Listen, I get it. I get that all of us have had poor experiences. All of us have been hurt, screwed, or taken advantage of at least once in our life. What happens is that we spend a disproportionate amount of time recovering/stewing in anger over these situations, over what these situations are really deserving of receiving.
If you’ve been hurt, but the church, an organization, an individual, business partnership, relationship, or family member, I truly know how you feel. I do. I would like to encourage you, however, to move on with your life and not let these situations own you beyond their occurrence.
I’m sorry this is a long blog, but it ought to be written with care.
When I returned from New York City, I was in a world of pain that I had previously been unfamiliar with. After having the floor pulled out from under me, hearing that the company I had hoped would propel me to success was no longer functioning, was a devastating blow! The hot tears that burned down my face upon receiving the phone call announcing the ending of the company practically burned lines down my cheeks. The situation hurt. A lot.
As soon as I got back to Ohio, it was nearly impossible for me to land back on my feet. I tried to jumpstart a few projects, here and there, but found that my mind wasn’t functioning well enough to work and provide an income stream. So, as any half-brained individual does, I went to school. Can a guy have a little humor or what? It was during my time at school that I re-learned the art of process; how to function with the rest of the pack. Once up to speed with the rest of the pack, I made a decision that I would kick into gear and begin making money during my last quarter at Ohio State University.

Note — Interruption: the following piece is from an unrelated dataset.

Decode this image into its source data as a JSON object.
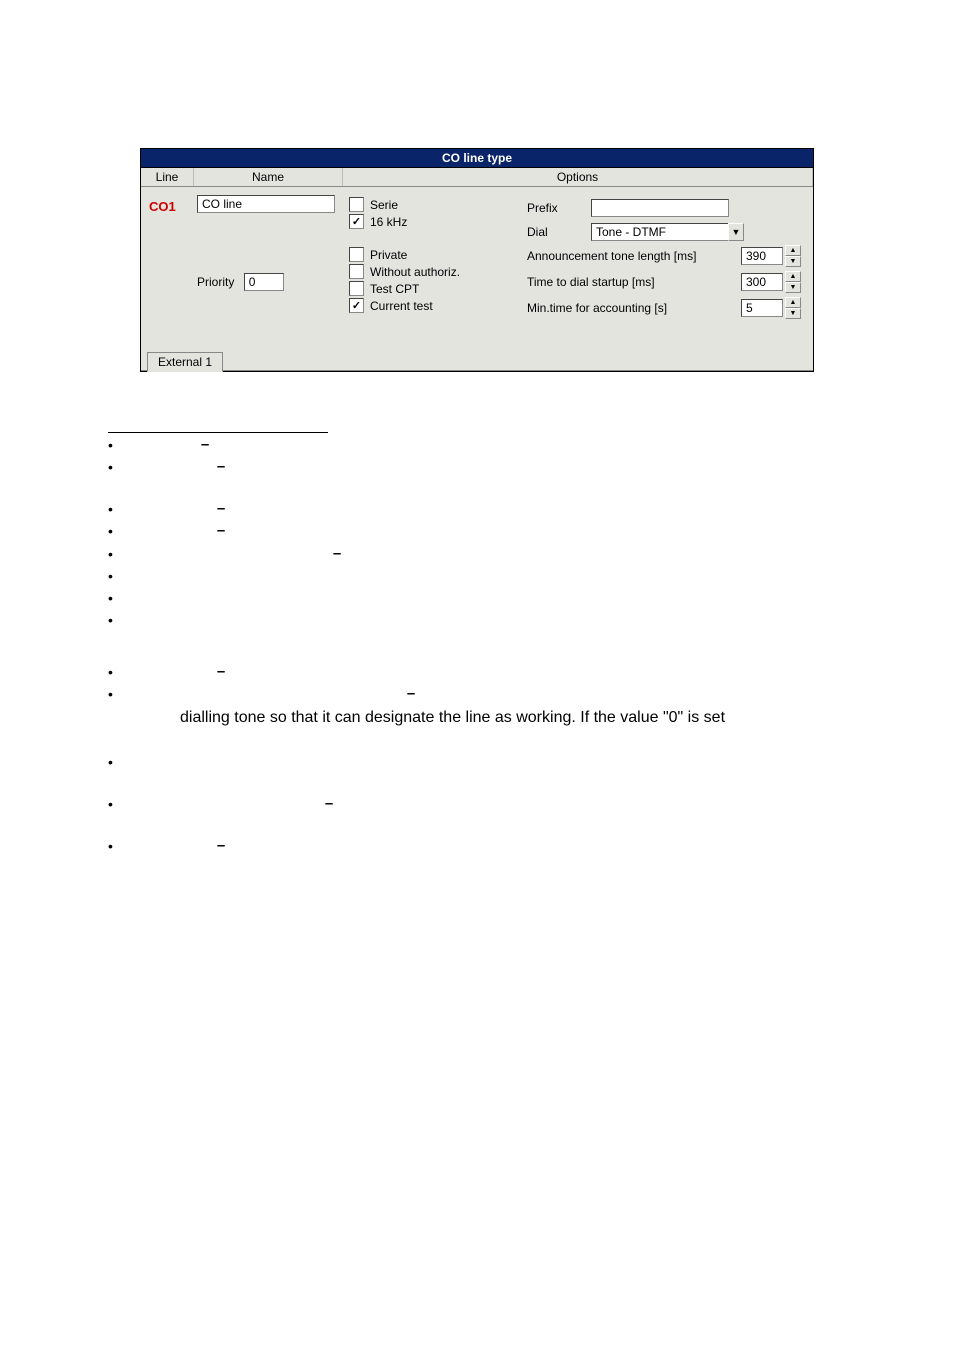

In light of a painfully hard December month, I vowed that January 1 would provide a fresh start to the new year. I also made it a personal goal to make $10,000.00 during my final quarter as a student. 10 weeks to make $10,000. It was an ambitious goal for a 23 year-old student. The week of finals, I surpassed my goal. Since I’ve told you a little bit about my past finances, I also ought to mention that I had less than $50.00 to my name the entire month of December, 2010.
For the record, I don’t speak of these figure out of arrogance or cockiness, but so that you can get a better understanding that I understand the meaning of pain, financial hardship, and rising above current circumstances. It is possible, friend.
It doesn’t matter where you’ve come from so long as you understand where you are going and willing to do what it takes to get there. Life is never fair, nor is it easy. However, if you are willing to put in the time, determination, and effort towards pursuing your dreams/goals, there should be nothing large enough to stand in your way.
Kid, you’re going to have days that make you want to scream. You will encounter people that make you want to cry. And I can assure you that your heart will be broken over and over again. You will walk through difficult situations that make you feel that nobody in the world could ever understand, and you might be right. Keep your head up high and never, ever, ever, ever quit.
Here’s to the race.